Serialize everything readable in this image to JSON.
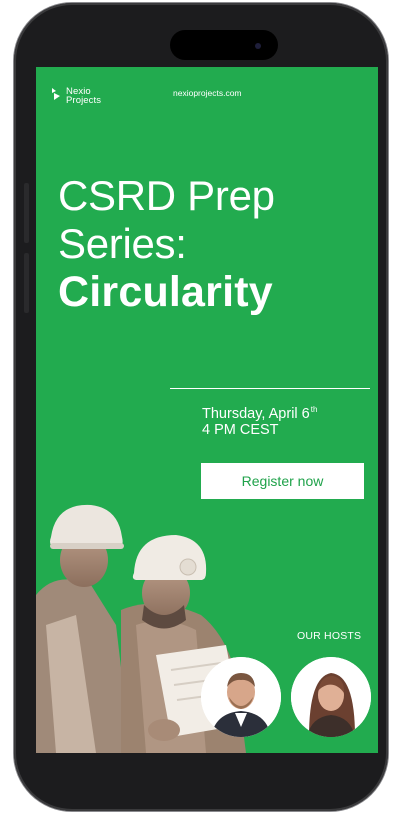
{
  "header": {
    "logo_line1": "Nexio",
    "logo_line2": "Projects",
    "site_url": "nexioprojects.com"
  },
  "headline": {
    "line1": "CSRD Prep",
    "line2": "Series:",
    "topic": "Circularity"
  },
  "event": {
    "date_prefix": "Thursday, April 6",
    "date_suffix": "th",
    "time": "4 PM CEST"
  },
  "cta": {
    "register_label": "Register now"
  },
  "hosts": {
    "label": "OUR HOSTS"
  },
  "colors": {
    "brand_green": "#22ab4f",
    "button_bg": "#ffffff",
    "button_text": "#1fa24a"
  }
}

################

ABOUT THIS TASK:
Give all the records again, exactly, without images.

SOLUTION FOR THIS PROBLEM:
Serialize everything readable in this image to JSON.
{
  "header": {
    "logo_line1": "Nexio",
    "logo_line2": "Projects",
    "site_url": "nexioprojects.com"
  },
  "headline": {
    "line1": "CSRD Prep",
    "line2": "Series:",
    "topic": "Circularity"
  },
  "event": {
    "date_prefix": "Thursday, April 6",
    "date_suffix": "th",
    "time": "4 PM CEST"
  },
  "cta": {
    "register_label": "Register now"
  },
  "hosts": {
    "label": "OUR HOSTS"
  },
  "colors": {
    "brand_green": "#22ab4f",
    "button_bg": "#ffffff",
    "button_text": "#1fa24a"
  }
}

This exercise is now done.